**WHAT THE EXERCISE ASKS**.
Within the records, find every line that includes the word "Extract" and copy it.

....

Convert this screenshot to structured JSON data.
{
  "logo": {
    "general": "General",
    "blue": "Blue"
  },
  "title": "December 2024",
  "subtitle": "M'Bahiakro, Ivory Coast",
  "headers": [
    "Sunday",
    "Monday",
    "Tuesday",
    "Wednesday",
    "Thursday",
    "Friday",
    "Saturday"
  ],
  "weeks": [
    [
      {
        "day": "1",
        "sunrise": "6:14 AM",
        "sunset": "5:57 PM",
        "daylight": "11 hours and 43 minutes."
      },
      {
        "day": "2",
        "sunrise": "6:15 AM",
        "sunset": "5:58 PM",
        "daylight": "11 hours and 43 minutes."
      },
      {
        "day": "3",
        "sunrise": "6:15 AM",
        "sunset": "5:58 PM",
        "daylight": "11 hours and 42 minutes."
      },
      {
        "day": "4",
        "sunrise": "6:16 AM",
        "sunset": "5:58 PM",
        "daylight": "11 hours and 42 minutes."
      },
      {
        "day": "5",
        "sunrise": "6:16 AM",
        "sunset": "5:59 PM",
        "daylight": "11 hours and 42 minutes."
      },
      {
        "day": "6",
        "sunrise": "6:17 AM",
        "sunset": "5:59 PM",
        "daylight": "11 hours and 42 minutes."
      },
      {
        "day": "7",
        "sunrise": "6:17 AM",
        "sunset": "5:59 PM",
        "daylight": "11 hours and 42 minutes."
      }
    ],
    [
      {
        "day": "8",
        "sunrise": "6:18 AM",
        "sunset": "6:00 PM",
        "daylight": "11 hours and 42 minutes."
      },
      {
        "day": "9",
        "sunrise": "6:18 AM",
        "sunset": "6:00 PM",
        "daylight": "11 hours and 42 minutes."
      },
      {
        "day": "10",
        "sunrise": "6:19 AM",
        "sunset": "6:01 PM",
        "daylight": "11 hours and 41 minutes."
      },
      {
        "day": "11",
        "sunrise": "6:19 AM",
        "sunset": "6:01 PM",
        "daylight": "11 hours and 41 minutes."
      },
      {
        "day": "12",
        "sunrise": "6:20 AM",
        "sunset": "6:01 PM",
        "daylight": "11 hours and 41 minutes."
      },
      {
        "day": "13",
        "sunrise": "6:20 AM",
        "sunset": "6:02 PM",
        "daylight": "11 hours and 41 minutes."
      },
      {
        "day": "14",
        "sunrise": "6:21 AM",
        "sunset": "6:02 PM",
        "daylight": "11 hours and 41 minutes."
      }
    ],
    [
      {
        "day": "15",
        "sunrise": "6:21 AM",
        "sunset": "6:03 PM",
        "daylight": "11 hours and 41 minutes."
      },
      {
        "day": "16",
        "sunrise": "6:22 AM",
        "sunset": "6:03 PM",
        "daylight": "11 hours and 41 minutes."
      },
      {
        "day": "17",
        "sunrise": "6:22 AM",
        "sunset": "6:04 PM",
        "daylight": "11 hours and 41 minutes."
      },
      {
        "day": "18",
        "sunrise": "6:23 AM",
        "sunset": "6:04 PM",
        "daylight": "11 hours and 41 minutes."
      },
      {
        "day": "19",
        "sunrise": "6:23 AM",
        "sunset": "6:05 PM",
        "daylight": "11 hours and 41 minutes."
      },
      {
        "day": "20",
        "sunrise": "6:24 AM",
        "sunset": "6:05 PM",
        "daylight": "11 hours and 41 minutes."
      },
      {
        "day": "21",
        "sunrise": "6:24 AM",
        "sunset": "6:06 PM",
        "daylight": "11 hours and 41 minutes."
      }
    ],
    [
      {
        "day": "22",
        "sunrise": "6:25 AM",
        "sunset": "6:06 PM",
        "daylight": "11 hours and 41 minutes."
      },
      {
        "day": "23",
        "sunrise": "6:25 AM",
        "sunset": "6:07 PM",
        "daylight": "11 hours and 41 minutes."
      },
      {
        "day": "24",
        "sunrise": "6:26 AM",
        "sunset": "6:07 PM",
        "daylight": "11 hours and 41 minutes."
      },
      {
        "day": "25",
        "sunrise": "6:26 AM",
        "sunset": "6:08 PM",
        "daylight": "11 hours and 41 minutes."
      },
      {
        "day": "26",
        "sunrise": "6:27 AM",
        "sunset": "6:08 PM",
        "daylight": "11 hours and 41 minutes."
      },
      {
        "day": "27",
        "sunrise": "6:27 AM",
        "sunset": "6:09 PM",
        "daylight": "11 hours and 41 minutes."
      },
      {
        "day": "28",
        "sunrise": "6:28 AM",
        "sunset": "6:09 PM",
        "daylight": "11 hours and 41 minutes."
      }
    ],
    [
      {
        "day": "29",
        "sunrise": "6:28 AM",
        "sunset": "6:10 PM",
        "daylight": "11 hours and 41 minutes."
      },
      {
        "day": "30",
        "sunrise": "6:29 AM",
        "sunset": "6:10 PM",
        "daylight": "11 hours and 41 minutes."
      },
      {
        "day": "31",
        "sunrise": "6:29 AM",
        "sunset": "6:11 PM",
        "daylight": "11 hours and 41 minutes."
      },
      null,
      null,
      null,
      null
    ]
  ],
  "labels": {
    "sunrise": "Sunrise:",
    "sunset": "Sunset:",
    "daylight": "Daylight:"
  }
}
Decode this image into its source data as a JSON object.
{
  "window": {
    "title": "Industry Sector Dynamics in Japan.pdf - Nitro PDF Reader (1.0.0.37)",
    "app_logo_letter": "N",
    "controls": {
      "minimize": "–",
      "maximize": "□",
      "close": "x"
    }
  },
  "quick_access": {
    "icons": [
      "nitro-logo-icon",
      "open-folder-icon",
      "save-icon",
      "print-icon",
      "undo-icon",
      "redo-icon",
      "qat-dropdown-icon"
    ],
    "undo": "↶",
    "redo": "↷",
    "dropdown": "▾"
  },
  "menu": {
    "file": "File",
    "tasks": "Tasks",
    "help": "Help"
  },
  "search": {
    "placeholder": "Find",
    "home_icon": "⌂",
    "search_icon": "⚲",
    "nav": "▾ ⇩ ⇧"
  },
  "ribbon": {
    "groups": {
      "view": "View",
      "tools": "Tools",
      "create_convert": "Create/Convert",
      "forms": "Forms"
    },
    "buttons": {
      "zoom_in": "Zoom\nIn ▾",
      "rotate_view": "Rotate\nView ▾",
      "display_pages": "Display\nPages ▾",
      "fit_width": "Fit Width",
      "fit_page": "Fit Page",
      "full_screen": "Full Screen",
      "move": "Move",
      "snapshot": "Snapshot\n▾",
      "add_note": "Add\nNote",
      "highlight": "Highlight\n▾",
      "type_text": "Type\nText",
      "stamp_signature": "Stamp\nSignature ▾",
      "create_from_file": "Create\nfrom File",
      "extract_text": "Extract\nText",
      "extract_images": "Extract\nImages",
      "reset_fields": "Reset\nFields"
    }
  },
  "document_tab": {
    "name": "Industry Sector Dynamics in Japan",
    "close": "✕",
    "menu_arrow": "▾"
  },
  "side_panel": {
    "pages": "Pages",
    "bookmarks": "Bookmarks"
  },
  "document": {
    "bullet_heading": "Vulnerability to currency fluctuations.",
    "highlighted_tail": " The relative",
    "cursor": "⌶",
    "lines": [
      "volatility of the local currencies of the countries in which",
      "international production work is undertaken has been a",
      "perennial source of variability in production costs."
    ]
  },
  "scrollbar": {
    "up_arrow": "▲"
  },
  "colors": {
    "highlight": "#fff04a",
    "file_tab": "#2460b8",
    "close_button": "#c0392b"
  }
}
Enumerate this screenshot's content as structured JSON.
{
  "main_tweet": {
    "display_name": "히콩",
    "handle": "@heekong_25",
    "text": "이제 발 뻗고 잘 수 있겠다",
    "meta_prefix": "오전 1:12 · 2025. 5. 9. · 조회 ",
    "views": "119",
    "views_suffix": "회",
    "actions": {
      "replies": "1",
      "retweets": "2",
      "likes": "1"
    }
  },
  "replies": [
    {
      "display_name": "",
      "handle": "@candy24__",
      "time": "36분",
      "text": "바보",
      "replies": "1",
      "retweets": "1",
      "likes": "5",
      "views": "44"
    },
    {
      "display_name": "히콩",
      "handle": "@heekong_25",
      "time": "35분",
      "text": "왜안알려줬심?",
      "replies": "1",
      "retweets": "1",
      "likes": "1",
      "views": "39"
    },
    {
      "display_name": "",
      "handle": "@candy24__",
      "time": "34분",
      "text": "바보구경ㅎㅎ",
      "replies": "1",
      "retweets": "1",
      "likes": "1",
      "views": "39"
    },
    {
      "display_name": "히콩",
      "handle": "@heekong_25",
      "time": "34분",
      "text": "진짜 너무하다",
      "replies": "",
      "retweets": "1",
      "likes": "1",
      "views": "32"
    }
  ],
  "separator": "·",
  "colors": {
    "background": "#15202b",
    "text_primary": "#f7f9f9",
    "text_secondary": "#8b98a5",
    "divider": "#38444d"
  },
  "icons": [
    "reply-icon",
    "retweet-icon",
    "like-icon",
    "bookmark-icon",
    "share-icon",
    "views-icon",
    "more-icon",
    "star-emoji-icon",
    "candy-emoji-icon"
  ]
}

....

**EXERCISE OUTPUT**.
      "extract_text": "Extract\nText",
      "extract_images": "Extract\nImages",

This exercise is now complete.